Fr. Giger’s hard work was not in vain; Orchid Island’s first graduate of teacher training programs was one whom Fr. Giger had looked after from childhood. There were of course many more who graduated from agriculture, business, nursing and other schools. They all returned to Orchid Island bringing back their talents to improve their homes. Some taught, some supervised farming and others worked for the local government.
The bad news:
During the evening on March 9, 1970, Fr. Giger was bringing three girls from the Luye and Haituancommunityto Taipei to study homemaking at a Catholiccharity center run by theHelpers ofThe Holy Souls. They planned to take the bus from Taitung to Kaohsiung, and the train to Tainan and then a taxi to Taipei. Unfortunately, they had a car accident on the state route to the north while passing Xinying on the 10th. Rushing him to the hospital did not help and Fr. Giger died there.
The news of his death was a huge shock to the people in Orchid Island who were in disbelief.
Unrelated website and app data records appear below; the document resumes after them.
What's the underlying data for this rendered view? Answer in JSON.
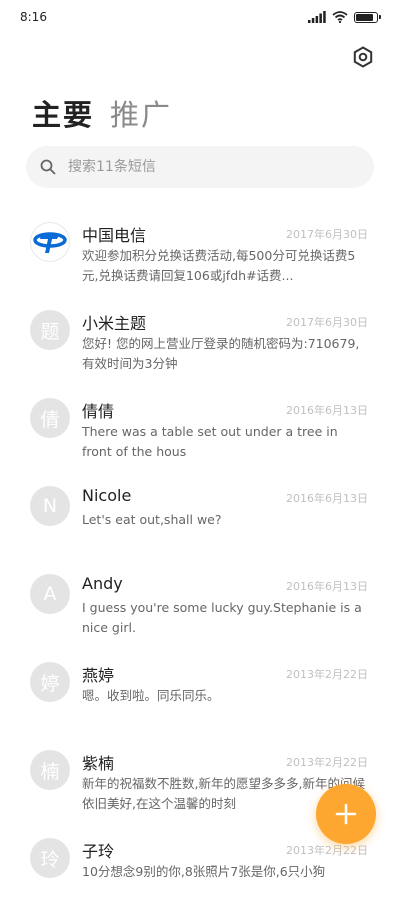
{
  "status_bar": {
    "time": "8:16",
    "battery_level": 0.85
  },
  "tabs": [
    {
      "label": "主要",
      "active": true
    },
    {
      "label": "推广",
      "active": false
    }
  ],
  "search": {
    "placeholder": "搜索11条短信"
  },
  "conversations": [
    {
      "avatar_text": "",
      "avatar_icon": "china-telecom-logo",
      "name": "中国电信",
      "date": "2017年6月30日",
      "preview": "欢迎参加积分兑换话费活动,每500分可兑换话费5元,兑换话费请回复106或jfdh#话费..."
    },
    {
      "avatar_text": "题",
      "name": "小米主题",
      "date": "2017年6月30日",
      "preview": "您好! 您的网上营业厅登录的随机密码为:710679,有效时间为3分钟"
    },
    {
      "avatar_text": "倩",
      "name": "倩倩",
      "date": "2016年6月13日",
      "preview": "There was a table set out under a tree in front of the hous"
    },
    {
      "avatar_text": "N",
      "name": "Nicole",
      "date": "2016年6月13日",
      "preview": "Let's eat out,shall we?"
    },
    {
      "avatar_text": "A",
      "name": "Andy",
      "date": "2016年6月13日",
      "preview": "I guess you're some lucky guy.Stephanie is a nice girl."
    },
    {
      "avatar_text": "婷",
      "name": "燕婷",
      "date": "2013年2月22日",
      "preview": "嗯。收到啦。同乐同乐。"
    },
    {
      "avatar_text": "楠",
      "name": "紫楠",
      "date": "2013年2月22日",
      "preview": "新年的祝福数不胜数,新年的愿望多多多,新年的问候依旧美好,在这个温馨的时刻"
    },
    {
      "avatar_text": "玲",
      "name": "子玲",
      "date": "2013年2月22日",
      "preview": "10分想念9别的你,8张照片7张是你,6只小狗"
    }
  ],
  "colors": {
    "accent": "#fda630",
    "telecom_blue": "#0a6bd6"
  }
}
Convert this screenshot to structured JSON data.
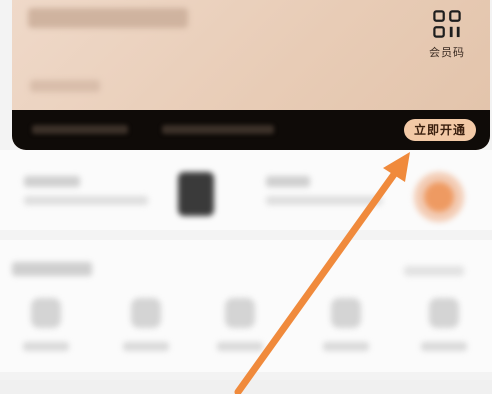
{
  "card": {
    "qr_label": "会员码",
    "open_button": "立即开通",
    "qr_icon": "qr-code-icon"
  },
  "annotation": {
    "arrow_color": "#f08a3c"
  },
  "colors": {
    "card_gradient_start": "#efd9c9",
    "card_strip": "#0f0b08",
    "button_bg": "#f2c9a6",
    "accent": "#ee9a62"
  }
}
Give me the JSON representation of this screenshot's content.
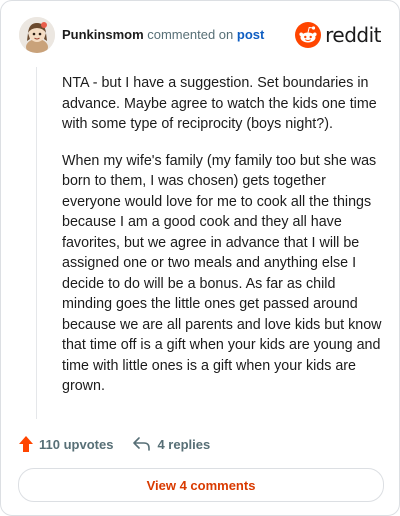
{
  "header": {
    "author": "Punkinsmom",
    "action_text": "commented on",
    "post_link": "post",
    "brand_name": "reddit",
    "brand_icon": "reddit-snoo-icon",
    "avatar_icon": "user-avatar"
  },
  "comment": {
    "paragraphs": [
      "NTA - but I have a suggestion. Set boundaries in advance. Maybe agree to watch the kids one time with some type of reciprocity (boys night?).",
      "When my wife's family (my family too but she was born to them, I was chosen) gets together everyone would love for me to cook all the things because I am a good cook and they all have favorites, but we agree in advance that I will be assigned one or two meals and anything else I decide to do will be a bonus. As far as child minding goes the little ones get passed around because we are all parents and love kids but know that time off is a gift when your kids are young and time with little ones is a gift when your kids are grown."
    ]
  },
  "actions": {
    "upvotes_label": "110 upvotes",
    "replies_label": "4 replies",
    "upvote_icon": "upvote-arrow-icon",
    "reply_icon": "reply-arrow-icon"
  },
  "view_button": {
    "label": "View 4 comments"
  },
  "colors": {
    "accent": "#ff4500",
    "link": "#0f5ec2",
    "button_text": "#d93a00",
    "muted": "#576f76"
  }
}
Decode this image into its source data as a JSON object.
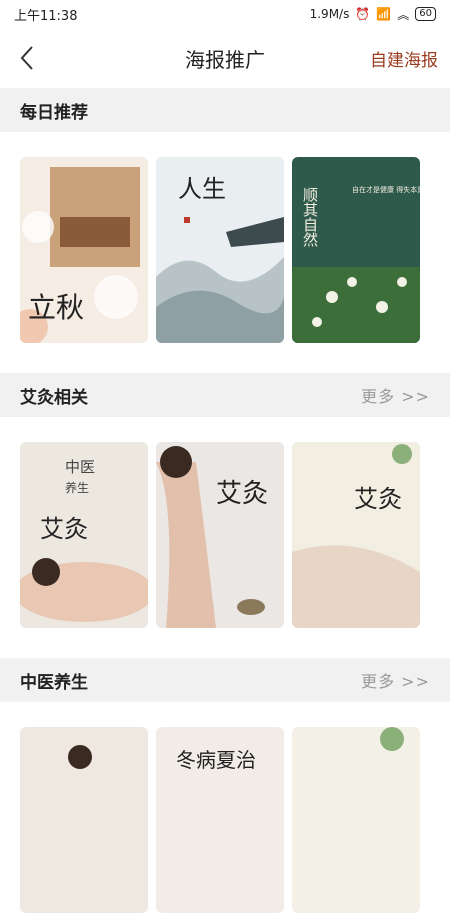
{
  "status_bar": {
    "time": "上午11:38",
    "network_speed": "1.9M/s",
    "battery": "60"
  },
  "nav": {
    "title": "海报推广",
    "action": "自建海报",
    "back_icon": "chevron-left-icon",
    "accent_color": "#9a3a1f"
  },
  "sections": [
    {
      "title": "每日推荐",
      "more": ""
    },
    {
      "title": "艾灸相关",
      "more": "更多 >>"
    },
    {
      "title": "中医养生",
      "more": "更多 >>"
    }
  ],
  "daily_posters": [
    {
      "calligraphy": "立秋"
    },
    {
      "calligraphy": "人生"
    },
    {
      "calligraphy": "顺其自然",
      "small_text": "自在才是健康 得失本是平常"
    }
  ],
  "moxa_posters": [
    {
      "calligraphy": "中医",
      "sub": "养生",
      "main": "艾灸"
    },
    {
      "calligraphy": "艾灸"
    },
    {
      "calligraphy": "艾灸"
    }
  ],
  "tcm_posters": [
    {
      "calligraphy": ""
    },
    {
      "calligraphy": "冬病夏治"
    },
    {
      "calligraphy": ""
    }
  ]
}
After three days, Fr. Giger’s body was brought back to Taitung for his funeral at the Catholic church in Malan. For the Catholic, a funeral is the last time the congregation participates in the Mass with one who has died. The priests and the parishioners offer the Mass for the deceased, praying to God that the person may join the community of Saints. After the Mass the funeral procession to the cemetery extended for hundreds of meters in Taitung City. When the coffin passed by, many people knelt down to pay their respects. It is hard to imagine just how many lives were touched by Fr. Giger during his life. Even those who are not Christiansmiss and honor him.
Fr. Giger is was originally buried in the third public cemetery at Bao Song. However, in 1992, his grave was removed for city planning reasons.Aftera bone collecting ritual,he was reburied in asmall cemetery run by the Bethlehem Mission Society, which is at the back of theHsiaoma, St. Nicolaus Catholic Church. He now restsinthe land which he greatly loved, and continues to watch over the people there.
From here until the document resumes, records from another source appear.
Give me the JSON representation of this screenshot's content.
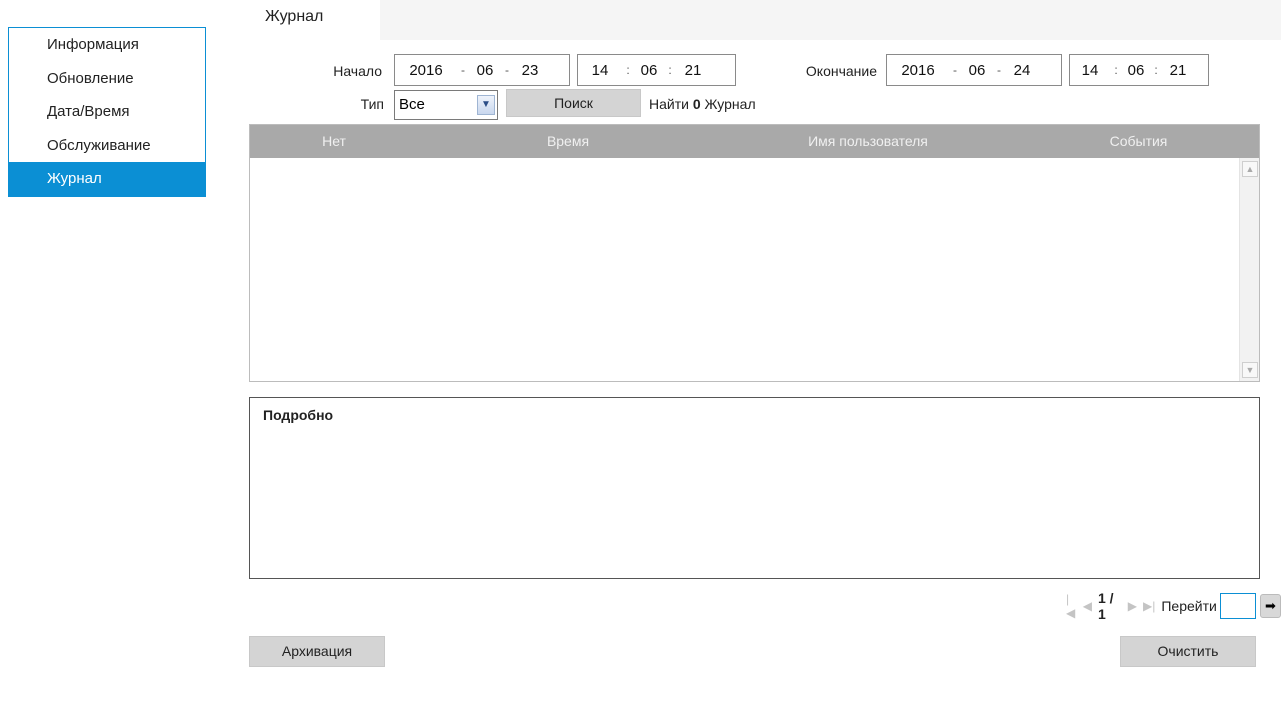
{
  "sidebar": {
    "items": [
      {
        "label": "Информация"
      },
      {
        "label": "Обновление"
      },
      {
        "label": "Дата/Время"
      },
      {
        "label": "Обслуживание"
      },
      {
        "label": "Журнал"
      }
    ],
    "active_index": 4
  },
  "tab": {
    "label": "Журнал"
  },
  "filters": {
    "start_label": "Начало",
    "start_date": {
      "year": "2016",
      "month": "06",
      "day": "23"
    },
    "start_time": {
      "h": "14",
      "m": "06",
      "s": "21"
    },
    "end_label": "Окончание",
    "end_date": {
      "year": "2016",
      "month": "06",
      "day": "24"
    },
    "end_time": {
      "h": "14",
      "m": "06",
      "s": "21"
    },
    "date_sep": "-",
    "time_sep": ":",
    "type_label": "Тип",
    "type_value": "Все",
    "search_label": "Поиск",
    "found_prefix": "Найти",
    "found_count": "0",
    "found_suffix": "Журнал"
  },
  "table": {
    "columns": [
      "Нет",
      "Время",
      "Имя пользователя",
      "События"
    ],
    "rows": []
  },
  "details": {
    "title": "Подробно"
  },
  "pager": {
    "page_text": "1 / 1",
    "goto_label": "Перейти",
    "goto_value": ""
  },
  "actions": {
    "backup_label": "Архивация",
    "clear_label": "Очистить"
  },
  "colors": {
    "accent": "#0b8fd4",
    "header_bg": "#a9a9a9",
    "button_bg": "#d4d4d4"
  }
}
The soldiers who had viewed Fr. Giger as a troublesome obstacle, were shocked at the news of his death. Only at this point did they understand that Fr. Giger had loved the people of Orchid Island with his life. The day his body was removed from the hospital, all flags were flown at half-staff to mourn and respect him.
Jesus said “Amen, Amen I say to you, unless a grain of wheat falls on the ground and dies, it remains just a grain of wheat; but if it dies, it produces much fruit” John 12:24.
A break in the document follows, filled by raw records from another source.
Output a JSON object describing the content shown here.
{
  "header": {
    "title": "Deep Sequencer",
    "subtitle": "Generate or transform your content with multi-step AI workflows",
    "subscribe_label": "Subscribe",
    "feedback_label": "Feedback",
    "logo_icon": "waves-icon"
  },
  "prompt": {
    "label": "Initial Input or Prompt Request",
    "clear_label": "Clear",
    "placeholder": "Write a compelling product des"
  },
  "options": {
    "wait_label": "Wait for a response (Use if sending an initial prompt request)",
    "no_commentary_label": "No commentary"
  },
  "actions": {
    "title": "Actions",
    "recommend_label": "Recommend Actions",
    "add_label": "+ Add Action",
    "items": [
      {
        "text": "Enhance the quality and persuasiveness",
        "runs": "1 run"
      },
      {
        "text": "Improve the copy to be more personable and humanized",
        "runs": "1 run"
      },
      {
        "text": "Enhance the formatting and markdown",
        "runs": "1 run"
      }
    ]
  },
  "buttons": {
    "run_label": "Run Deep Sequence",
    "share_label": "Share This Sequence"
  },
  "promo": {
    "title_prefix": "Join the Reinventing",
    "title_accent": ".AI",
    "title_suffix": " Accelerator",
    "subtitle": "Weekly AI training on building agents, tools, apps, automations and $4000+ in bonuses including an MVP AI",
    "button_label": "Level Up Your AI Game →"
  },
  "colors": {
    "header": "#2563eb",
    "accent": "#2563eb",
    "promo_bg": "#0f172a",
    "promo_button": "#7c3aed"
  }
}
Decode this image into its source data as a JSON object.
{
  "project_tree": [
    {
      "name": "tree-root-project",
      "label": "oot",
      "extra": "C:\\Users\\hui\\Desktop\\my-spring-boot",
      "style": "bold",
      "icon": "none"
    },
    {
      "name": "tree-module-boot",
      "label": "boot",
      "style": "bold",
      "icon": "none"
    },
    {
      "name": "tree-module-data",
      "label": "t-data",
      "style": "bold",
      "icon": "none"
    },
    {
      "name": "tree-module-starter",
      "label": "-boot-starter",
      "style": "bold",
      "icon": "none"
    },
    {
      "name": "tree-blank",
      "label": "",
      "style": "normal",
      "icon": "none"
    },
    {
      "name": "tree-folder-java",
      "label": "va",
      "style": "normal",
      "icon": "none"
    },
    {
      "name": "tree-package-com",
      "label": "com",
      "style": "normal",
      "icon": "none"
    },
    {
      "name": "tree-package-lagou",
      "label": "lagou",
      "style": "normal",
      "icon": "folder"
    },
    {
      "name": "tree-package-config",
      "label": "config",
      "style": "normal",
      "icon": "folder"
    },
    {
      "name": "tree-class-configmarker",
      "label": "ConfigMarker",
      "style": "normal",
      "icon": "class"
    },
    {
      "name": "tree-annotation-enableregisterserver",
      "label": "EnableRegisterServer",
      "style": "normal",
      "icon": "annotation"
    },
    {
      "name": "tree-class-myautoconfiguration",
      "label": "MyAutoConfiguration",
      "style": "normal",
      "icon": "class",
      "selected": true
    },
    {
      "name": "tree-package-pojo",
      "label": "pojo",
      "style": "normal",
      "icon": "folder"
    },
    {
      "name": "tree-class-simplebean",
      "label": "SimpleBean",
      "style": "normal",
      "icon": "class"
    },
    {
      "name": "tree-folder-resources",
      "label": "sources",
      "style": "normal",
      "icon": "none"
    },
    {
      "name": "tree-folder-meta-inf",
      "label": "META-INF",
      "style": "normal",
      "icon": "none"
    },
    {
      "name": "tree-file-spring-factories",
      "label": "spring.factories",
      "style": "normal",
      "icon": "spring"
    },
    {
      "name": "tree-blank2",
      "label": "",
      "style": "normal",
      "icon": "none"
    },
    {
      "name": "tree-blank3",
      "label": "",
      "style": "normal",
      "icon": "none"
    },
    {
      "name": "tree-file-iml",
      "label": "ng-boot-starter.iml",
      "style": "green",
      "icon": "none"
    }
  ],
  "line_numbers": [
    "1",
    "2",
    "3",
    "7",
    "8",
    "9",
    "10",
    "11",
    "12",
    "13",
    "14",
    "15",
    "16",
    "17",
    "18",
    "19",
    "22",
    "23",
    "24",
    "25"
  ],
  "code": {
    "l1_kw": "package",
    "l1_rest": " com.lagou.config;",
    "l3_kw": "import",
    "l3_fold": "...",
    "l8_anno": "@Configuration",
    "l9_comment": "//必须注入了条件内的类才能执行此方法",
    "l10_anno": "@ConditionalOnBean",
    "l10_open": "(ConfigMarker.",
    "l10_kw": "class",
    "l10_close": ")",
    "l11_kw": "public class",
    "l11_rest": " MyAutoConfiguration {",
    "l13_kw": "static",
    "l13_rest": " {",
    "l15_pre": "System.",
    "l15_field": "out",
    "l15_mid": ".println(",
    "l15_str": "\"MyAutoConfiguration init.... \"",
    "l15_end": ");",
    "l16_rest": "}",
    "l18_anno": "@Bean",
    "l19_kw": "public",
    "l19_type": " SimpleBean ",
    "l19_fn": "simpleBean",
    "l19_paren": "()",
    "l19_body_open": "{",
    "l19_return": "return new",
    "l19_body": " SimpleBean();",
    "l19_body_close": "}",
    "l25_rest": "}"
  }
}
Fr. Giger’s accidental death was in some ways a wakeup call for the Tao people. Those whose lives had been touched by him, believed that he had died young. His dreams for Orchid Island were not yet complete, and they volunteered to found the“Si-sasagazoMemorial CulturalFoundation” in order to continue his great love for the people of Orchid Island, and to let the love of God be manifested forever.